To test the MX100's TRIM and garbage collection functions, I first put the drive in a "dirty" state. I used Iometer to fill the entire drive and then ran a random write test for 30 minutes. Looking at the screenshot below, you can see that the MX100's average read and write speeds dropped to 197.5 MB/s and 103.9 MB/s, respectively.
Crucial MX100 - Dirty
To see how well the MX100 could recover, I let the computer sit for a few hours and then reran the test. The drive wasn't able to reach the factory fresh performance shown in our earlier tests.
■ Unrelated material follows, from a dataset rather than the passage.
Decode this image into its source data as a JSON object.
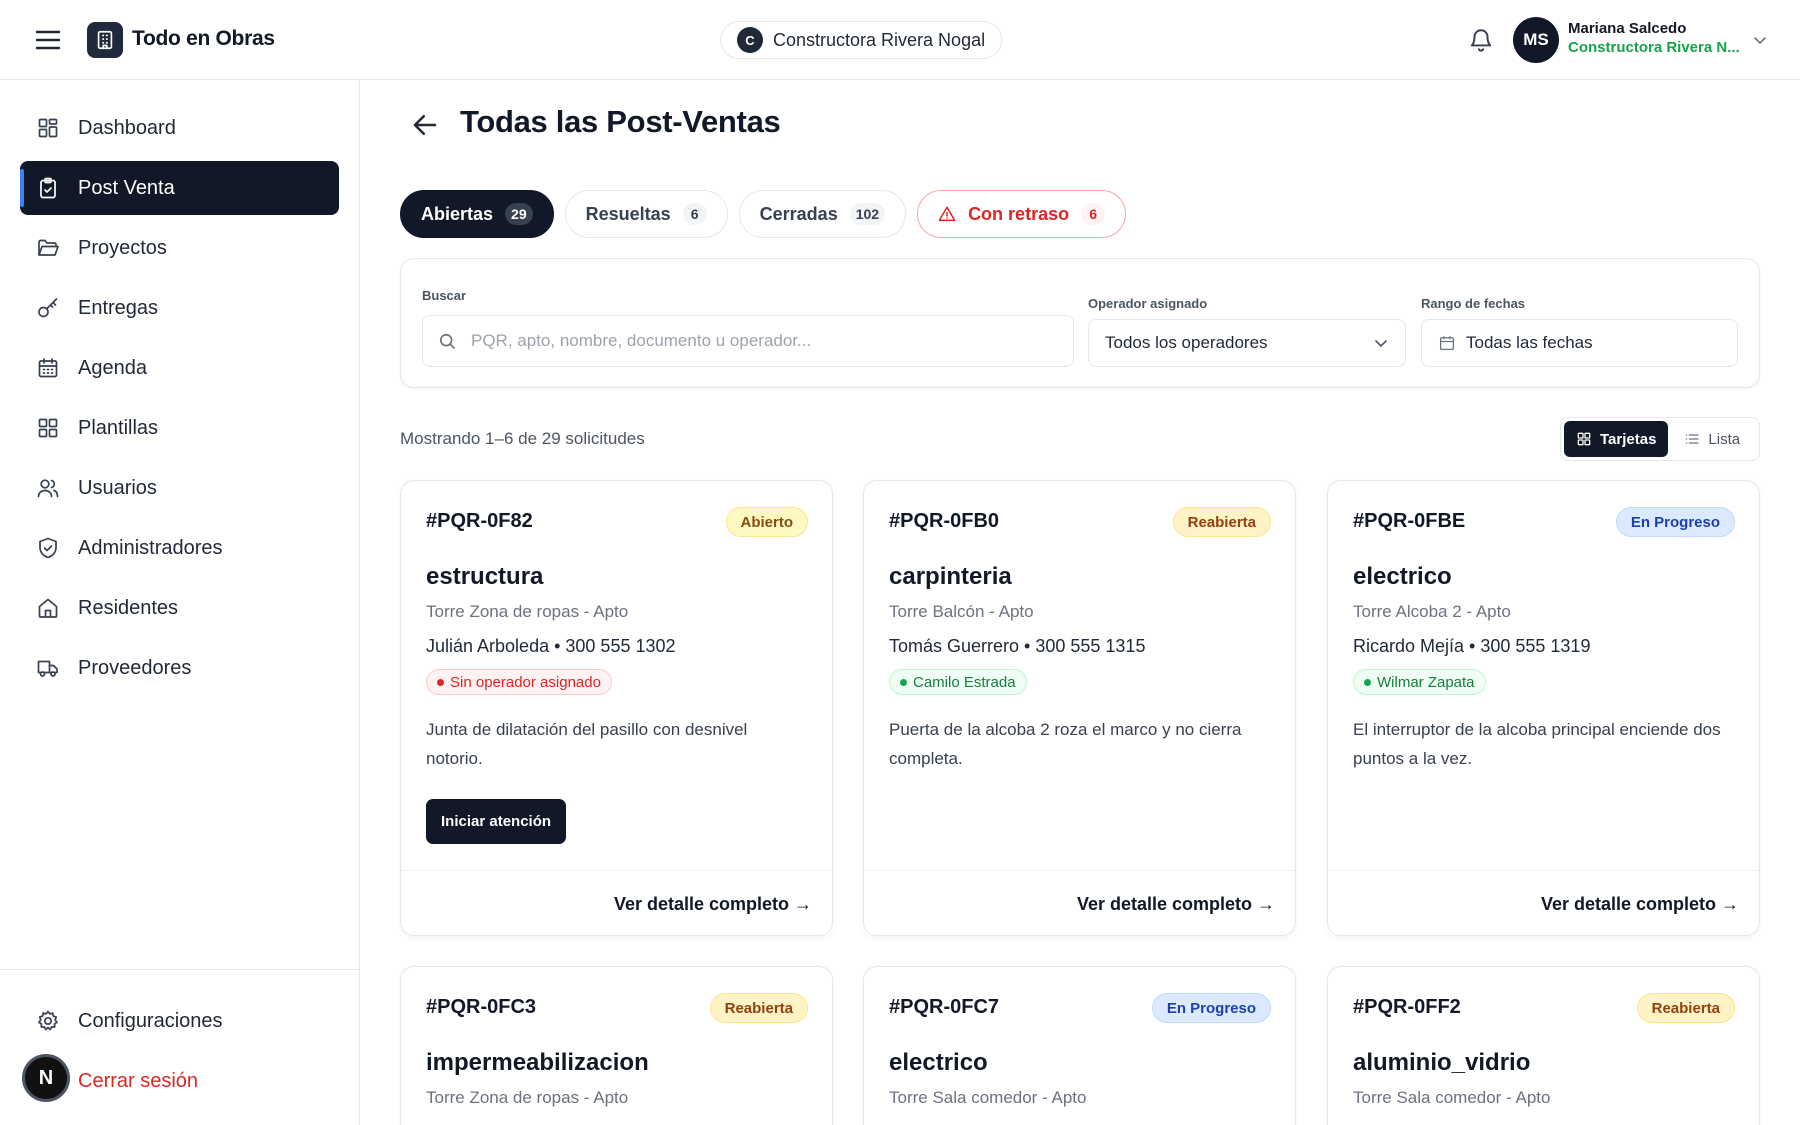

However, its average write speed climbed up to 154.1 MB/s.
Crucial MX100 - After TRIM
Lastly, I used Parted Magic to perform a secure erase on the MX100. With the drive wiped clean, it had average read and write speeds of 427.7 MB/s and 346.2 MB/s, respectively.
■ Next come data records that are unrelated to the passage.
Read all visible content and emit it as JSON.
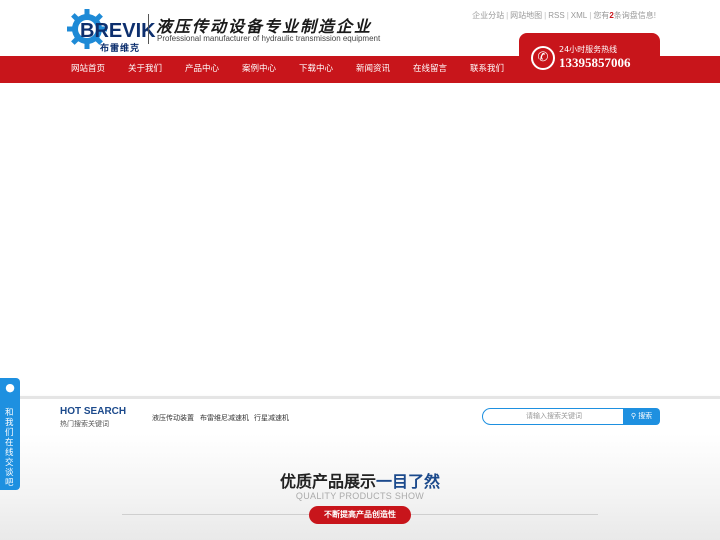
{
  "header": {
    "logo_word": "BREVIK",
    "logo_cn": "布雷维克",
    "slogan_cn": "液压传动设备专业制造企业",
    "slogan_en": "Professional manufacturer of hydraulic transmission equipment",
    "toplinks": [
      "企业分站",
      "网站地图",
      "RSS",
      "XML"
    ],
    "notice_prefix": "您有",
    "notice_count": "2",
    "notice_suffix": "条询盘信息!"
  },
  "hotline": {
    "label": "24小时服务热线",
    "number": "13395857006",
    "icon": "phone-icon"
  },
  "nav": {
    "items": [
      "网站首页",
      "关于我们",
      "产品中心",
      "案例中心",
      "下载中心",
      "新闻资讯",
      "在线留言",
      "联系我们"
    ]
  },
  "search": {
    "title": "HOT SEARCH",
    "subtitle": "热门搜索关键词",
    "keywords": [
      "液压传动装置",
      "布雷维尼减速机",
      "行星减速机"
    ],
    "placeholder": "请输入搜索关键词",
    "button_label": "搜索",
    "icon": "search-icon"
  },
  "products": {
    "title_prefix": "优质产品展示",
    "title_highlight": "一目了然",
    "title_en": "QUALITY PRODUCTS SHOW",
    "tag": "不断提高产品创造性"
  },
  "sidefloat": {
    "text": "和我们在线交谈吧",
    "icon": "chat-icon"
  },
  "colors": {
    "brand_red": "#c8151b",
    "brand_blue": "#1c4a8c",
    "accent_blue": "#1e90e0"
  }
}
Crucial MX100 - Secure Erased
While not the fastest SSD to come through the 'Labs, Crucial's MX100 delivers a lot of bang for your buck. The drive combines Marvell's 88SS9189 controller with Micron's new 16nm 128gb NAND to deliver a fast, responsive computing experience at a price that cost-conscious consumers will appreciate. In our sequential read and write tests, the MX100 was able to read at speeds as high as 555 MB/s and write at speeds in excess of 344 MB/s. It also did surprisingly well in our random write tests, producing more than 78,000 IOPS at low queue depths. Given, these numbers aren't nearly as high as what we saw with Samsung's 840 EVO series SSDs. However, the MX100 is still a huge step up over traditional hard drives.
Despite being budget friendly, the MX100 doesn't sacrifice much, if anything, in regards to features. Along with thermal and power loss protection, TRIM support and active garbage collection, the drive features AES 256-bit full disk encryption and is compatible with both the TCG Opal and IEEE 1667 specifications. The MX100 also uses Native Write Acceleration to spread the drive’s workload across several elements, and technologies like Data Defense and Redundant Array of Independent NAND (RAIN) to guard against corruption and protect your data. Last but not least, the MX100 supports the SATA Device Sleep (DEVSLP) standard which extends the battery life of a device by reducing the drive's power consumption when it's not in use.
- Available in 128GB, 256GB and 512GB capacities
- Excellent sequential read speeds
- Good random read and write performance
- Performs equally well with compressible and incompressible data
- SATA 6Gb/s interface
- Large DRAM cache
- Native Write Acceleration, Data Defense and RAIN technologies
- AES 256-bit full disk encryption
- TCG Opal and IEEE 1667 compliant
- DEVSLP power mode
- Supports TRIM, SMART and active garbage collection
- Thermal and power loss protection
- Ultra-slim form factor
- Includes mounting spacer for 9.5mm applications
- 3 year warranty
- Affordably priced
- Lower capacity drives have slower sequential write speeds than other SSDs in their class